Diabetes is on the rise in the UK, with numbers estimated to grow to 5 million by 2025. Cases of type 2 diabetes, which is commonly linked to diet and lifestyle, are increasing at a particularly rapid rate, making it one of the world’s most common long-term health conditions.
Untreated, diabetes can lead to a host of health issues, which is why early diagnosis is important, giving you all the information you need to help prevent more serious problems from developing.
What is diabetes?
Diabetes is a chronic health condition that affects how your body turns food into energy. Most of the food you eat is broken down into sugar (glucose) and released into your bloodstream. When your blood sugar rises, it tells your pancreas to release insulin, but this process can be interrupted, leading to complications that cause diabetes.
There are two main types of diabetes:
Type 1 diabetes
Usually first diagnosed in children, teenagers, and young adults, with this type of diabetes the cells of the pancreas can no longer make insulin because the body's immune system has attacked and destroyed them.

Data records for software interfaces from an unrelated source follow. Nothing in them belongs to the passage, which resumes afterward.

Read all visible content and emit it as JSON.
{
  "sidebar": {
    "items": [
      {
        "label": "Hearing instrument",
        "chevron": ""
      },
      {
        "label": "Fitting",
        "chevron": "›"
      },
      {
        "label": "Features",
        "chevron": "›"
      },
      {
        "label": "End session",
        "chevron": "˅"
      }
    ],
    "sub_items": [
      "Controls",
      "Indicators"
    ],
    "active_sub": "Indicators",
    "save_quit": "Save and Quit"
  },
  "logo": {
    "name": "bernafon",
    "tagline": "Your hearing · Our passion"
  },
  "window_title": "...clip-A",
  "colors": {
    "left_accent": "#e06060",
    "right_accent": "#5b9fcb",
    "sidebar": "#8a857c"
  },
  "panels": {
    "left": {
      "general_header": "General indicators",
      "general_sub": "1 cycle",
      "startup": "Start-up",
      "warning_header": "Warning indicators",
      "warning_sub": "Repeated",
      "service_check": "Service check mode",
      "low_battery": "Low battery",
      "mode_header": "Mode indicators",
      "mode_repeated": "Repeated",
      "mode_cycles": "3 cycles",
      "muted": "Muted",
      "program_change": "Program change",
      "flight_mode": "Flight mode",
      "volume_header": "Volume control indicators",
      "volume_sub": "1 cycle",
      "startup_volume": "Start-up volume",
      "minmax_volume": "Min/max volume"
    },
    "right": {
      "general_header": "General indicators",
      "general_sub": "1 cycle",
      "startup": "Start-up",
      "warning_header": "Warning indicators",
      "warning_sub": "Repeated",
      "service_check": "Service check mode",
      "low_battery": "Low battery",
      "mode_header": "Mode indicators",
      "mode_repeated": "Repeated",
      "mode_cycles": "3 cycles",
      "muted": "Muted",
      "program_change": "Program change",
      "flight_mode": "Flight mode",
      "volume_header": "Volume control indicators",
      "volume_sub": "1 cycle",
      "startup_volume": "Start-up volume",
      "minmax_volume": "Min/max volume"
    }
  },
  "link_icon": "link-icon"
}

Type 2 diabetes
The most common type of diabetes, type 2 diabetes is associated with excess weight, physical inactivity, a family history of the condition or a previous history of gestational diabetes. It’s also more prevalent for certain ethnicities.
Type 2 diabetes usually begins with insulin resistance, a condition linked to excess weight in which muscle, liver, and fat cells do not use insulin properly. As a result, the body needs more insulin to help glucose enter cells to be used for energy. At first, the pancreas is able to keep up with the added demand by producing more insulin. But over time, the pancreas loses its ability to provide enough insulin and blood glucose levels rise, causing a range of health problems.